photo 1
NOTE: Another benefit of this position is that gravity will pull any lymph that may have accumulated in the feet & lower legs (read: swelling) back “up” to be circulated. It is also a position that encourages dogs and small children to climb on you.

2) Move more, starting with a daily walk. Regular, full body movement is necessary for moving blood & lymph (and for health in general). Walking is the preferred full body movement for many reasons, but that is another post for another day. (I do NOT recommend walking on a treadmill. It’s not the same.)  The rhythmic movement of arms and legs helps pump both blood and lymph around the body, feeding cells & removing waste.

You also may have noticed that the areas of high lymph node concentration happen to be near major joints. These are joints that would get a lot of movement IF we were moving naturally instead of sitting all day.  When I say “moving naturally” I am referring to the way humans moved before we had modern conveniences like cars, grocery stores, high heels, chairs, strollers, toilets….not bad things, but things that require us to move WAY less than before. Walking, hunting/gathering food, kneeling, climbing, carrying kids, squatting….can you see how just “doing life” would facilitate the movement of lymph (and blood) throughout the day? If this concept resonates with you, I’d recommend Katy Bowman’s new book Move Your DNA.

(SIDE NOTE: High intensity exercise is not necessary to move lymph, and it can actually weaken your immune system.)

3) When you walk, swing your arms. You have a built in reflex for arm swing. Without thinking about it, your opposite arm and leg will move together. It’s called reciprocal arm swing. When you are carrying a baby or a purse, that arm tends to not swing, so try alternating sides (or finding an alternative that allows arm swing, like a sling or messenger bag). For optimal muscle use and lymph movement, keep your elbow pointing back behind you and the elbow “pit” pointing straight ahead as your arms swing. Then keep the arms straight (not bent like a race walker), and push them back behind you. More on this here. Yes, you’ll get more toned arms (say good-bye to that flap on the back of your arm), but more importantly, it is essential for breast health!

Now, take a computer break, and go move that lymph!

 

PS- If you want more, here a few 20-30 minute classes that target these areas. Click HERE, then choose one of the following titles:

A Real Pain in the Neck, Rhomboid Madness, Adductor Madness, Take a Load off Your Chest & Hips, Frankie Says: Relax the Psoas

Pelvic Health, Pregnancy

Sneeze Pee

Sneeze pee.  If we are honest, most of us will admit that this has happened once or twice….you laugh, sneeze, cough,  jump, or some other high pressure activity….and you pee yourself.  Just a little.  (Or a lot.) It’s VERY common, which has led many of us to believe that it’s NORMAL. We accept it as an inevitable part of aging or something that happens once we’ve had children.  Incontinence is prevalent among women who have never given birth and in men as well.   I experienced sneeze pee in my early twenties before I found Restorative Exercise™.  (I’m happy to report that it’s now resolved.)  I’ve been talking about urinary incontinence, but you can have fecal incontinence too.  I came across this ad in a magazine last week.

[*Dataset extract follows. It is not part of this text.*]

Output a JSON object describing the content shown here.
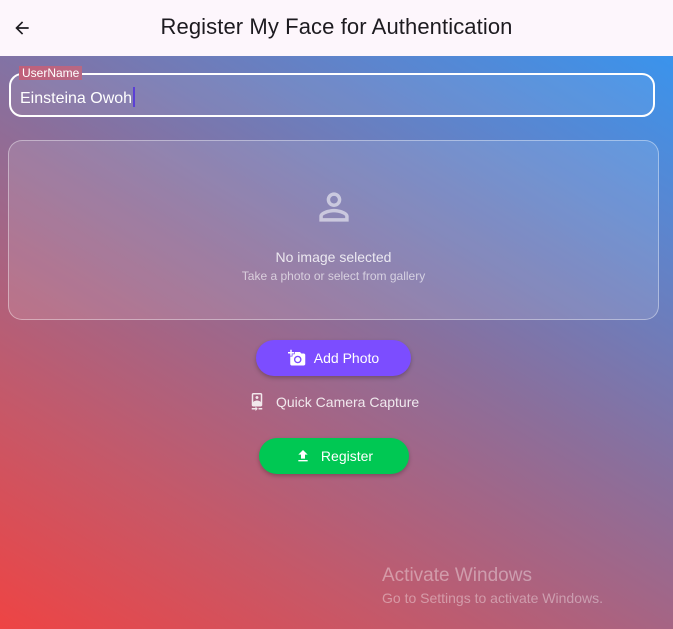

butteryfly

NOT OK!!

The message I have for you today is this: incontinence is not a natural part of human function, and you have the power to change it.

Here are 3 things you can do right now to start improving it:

1) Stop doing kegels.  A too tight pelvic floor is at the root of incontinence (and other pelvic floor disorders), and kegels will make this worse.  Kegels may help in a short term way, but they are a band aid and don’t address the root cause.  You can read why here.

2) Instead of kegels, start squatting.  Squatting uses the gluts.  Strong gluts pull posterior (back) on the sacrum, which in turn pulls on the pelvic floor, stretching it out to its proper length.   It’s good to note that we are often too tight and weak to squat without some preparation.  Try these prep exercises to start increasing mobility as you practice squatting.  You don’t have to go into a deep, full squat to reap the benefits.  Keep your shins vertical (see below) to help you use the gluts and hamstrings (on the back of the thigh) instead of the quads (on the front).  Hold onto a door knob or pole  if you feel like you are going to fall over backwards.

RTsquat

3) Exercises are great, but you will see changes MUCH faster if you change your habits too. Read Fast Fixes for Pelvic Floor Disorder to learn some simple  lifestyle changes you can make.

If you are dealing with incontinence or any other pelvic floor disorder (and live in Middle Tennessee), you may want to attend the Pelvic Floor Workshop at Blooma Nashville this Saturday, September 19.  This class will use a combination of lecture and exercise to help women understand the mechanical causes of pain and disease and give them practical tools for change.  Participants will learn corrective exercises and lifestyle modifications to heal and prevent common ailments.

This class is for any woman who has experienced (or would like to prevent):

Pelvic organ prolapse

Incontinence

Menstrual cramps

Sexual dysfunction

Hip, knee, back and pelvic pain

High blood pressure

SI joint pain

Edema, swelling

A cesarean section (a pelvis that was “too small” or a baby that was stuck/breach/posterior)

Pelvic floor trauma

 

If you can’t make the workshop, consider a private session. We can work together to get rid these painful and embarrassing issues!